* **ABOUT THIS TASK**
If a line in the listing below includes the word "header", pick it out.

BEGIN MATERIALS PROVIDED

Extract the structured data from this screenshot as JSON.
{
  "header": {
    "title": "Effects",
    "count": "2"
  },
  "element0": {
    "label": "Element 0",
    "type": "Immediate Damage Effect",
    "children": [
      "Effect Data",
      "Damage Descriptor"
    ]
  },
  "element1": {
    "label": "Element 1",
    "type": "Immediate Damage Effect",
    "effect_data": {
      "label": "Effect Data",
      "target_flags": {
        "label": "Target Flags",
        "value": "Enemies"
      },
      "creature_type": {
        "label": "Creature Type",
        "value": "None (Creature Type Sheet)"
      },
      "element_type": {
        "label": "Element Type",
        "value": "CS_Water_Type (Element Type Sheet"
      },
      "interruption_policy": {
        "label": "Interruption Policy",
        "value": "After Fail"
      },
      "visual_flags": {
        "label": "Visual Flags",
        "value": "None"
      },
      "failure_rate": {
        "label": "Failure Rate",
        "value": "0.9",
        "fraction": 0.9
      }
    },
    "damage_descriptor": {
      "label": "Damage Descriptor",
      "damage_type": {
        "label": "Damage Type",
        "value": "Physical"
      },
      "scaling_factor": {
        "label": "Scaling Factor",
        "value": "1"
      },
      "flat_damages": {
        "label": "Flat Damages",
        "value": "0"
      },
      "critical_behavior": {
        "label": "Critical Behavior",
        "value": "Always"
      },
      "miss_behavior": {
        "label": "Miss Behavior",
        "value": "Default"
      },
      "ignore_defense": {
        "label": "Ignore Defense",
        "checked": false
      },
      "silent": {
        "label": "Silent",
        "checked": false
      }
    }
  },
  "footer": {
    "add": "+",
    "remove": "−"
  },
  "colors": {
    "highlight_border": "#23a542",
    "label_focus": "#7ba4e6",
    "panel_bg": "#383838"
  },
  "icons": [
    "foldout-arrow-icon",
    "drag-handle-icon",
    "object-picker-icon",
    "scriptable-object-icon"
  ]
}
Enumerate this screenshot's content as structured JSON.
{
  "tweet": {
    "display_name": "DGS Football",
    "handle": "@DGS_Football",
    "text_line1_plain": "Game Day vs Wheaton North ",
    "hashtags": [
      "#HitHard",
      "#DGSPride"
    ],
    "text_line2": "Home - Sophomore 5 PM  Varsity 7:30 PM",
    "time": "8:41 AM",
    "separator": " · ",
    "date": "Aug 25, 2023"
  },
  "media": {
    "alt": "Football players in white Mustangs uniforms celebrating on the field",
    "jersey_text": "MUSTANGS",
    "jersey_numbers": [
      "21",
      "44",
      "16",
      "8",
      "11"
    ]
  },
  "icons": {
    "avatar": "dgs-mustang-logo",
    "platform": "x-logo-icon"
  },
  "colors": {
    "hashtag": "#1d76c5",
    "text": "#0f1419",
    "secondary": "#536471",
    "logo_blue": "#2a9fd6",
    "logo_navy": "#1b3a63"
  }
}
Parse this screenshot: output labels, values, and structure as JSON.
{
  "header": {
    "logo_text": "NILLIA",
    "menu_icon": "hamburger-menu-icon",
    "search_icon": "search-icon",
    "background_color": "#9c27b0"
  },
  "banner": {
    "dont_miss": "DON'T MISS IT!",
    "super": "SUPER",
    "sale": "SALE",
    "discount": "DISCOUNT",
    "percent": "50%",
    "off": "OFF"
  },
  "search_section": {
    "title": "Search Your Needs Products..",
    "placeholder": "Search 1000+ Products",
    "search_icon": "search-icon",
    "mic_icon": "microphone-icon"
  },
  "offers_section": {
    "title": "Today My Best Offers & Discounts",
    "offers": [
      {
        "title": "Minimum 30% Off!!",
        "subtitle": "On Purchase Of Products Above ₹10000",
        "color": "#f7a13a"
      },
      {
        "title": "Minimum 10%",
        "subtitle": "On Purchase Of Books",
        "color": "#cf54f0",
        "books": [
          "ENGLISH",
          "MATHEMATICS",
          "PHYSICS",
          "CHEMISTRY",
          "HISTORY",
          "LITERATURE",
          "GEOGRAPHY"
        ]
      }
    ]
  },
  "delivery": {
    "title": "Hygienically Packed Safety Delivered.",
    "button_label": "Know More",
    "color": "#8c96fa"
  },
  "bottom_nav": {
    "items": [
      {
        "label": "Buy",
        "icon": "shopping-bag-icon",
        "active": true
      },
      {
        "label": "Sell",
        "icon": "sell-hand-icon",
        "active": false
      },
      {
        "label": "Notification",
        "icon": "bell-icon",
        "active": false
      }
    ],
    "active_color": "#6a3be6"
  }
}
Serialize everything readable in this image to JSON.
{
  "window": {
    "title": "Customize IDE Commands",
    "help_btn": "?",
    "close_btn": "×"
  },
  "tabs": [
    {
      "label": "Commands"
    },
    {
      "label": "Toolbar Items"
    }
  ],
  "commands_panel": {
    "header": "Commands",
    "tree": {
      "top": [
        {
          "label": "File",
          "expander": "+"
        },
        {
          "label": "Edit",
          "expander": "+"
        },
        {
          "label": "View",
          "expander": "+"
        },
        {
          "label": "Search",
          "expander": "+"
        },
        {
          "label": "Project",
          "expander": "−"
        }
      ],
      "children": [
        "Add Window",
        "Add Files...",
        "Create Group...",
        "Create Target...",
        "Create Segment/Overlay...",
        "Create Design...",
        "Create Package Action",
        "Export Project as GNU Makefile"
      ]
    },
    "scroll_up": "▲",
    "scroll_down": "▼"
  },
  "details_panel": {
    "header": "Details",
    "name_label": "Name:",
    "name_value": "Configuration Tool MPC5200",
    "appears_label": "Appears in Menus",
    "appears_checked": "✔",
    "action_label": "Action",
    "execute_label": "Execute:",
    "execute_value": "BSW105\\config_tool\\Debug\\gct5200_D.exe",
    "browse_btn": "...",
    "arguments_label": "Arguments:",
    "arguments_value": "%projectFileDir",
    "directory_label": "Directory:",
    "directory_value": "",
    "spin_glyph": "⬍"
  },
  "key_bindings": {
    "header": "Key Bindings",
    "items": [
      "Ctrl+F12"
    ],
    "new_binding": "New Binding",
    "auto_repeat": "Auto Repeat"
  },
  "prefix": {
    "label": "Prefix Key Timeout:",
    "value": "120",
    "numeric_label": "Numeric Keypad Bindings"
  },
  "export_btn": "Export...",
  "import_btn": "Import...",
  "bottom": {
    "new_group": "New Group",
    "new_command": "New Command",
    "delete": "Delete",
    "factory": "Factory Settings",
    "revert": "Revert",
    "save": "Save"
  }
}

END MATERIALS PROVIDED

* **SOLUTION BELOW**
  "header": {
  "header": {
    "header": "Commands",
    "header": "Details",
    "header": "Key Bindings",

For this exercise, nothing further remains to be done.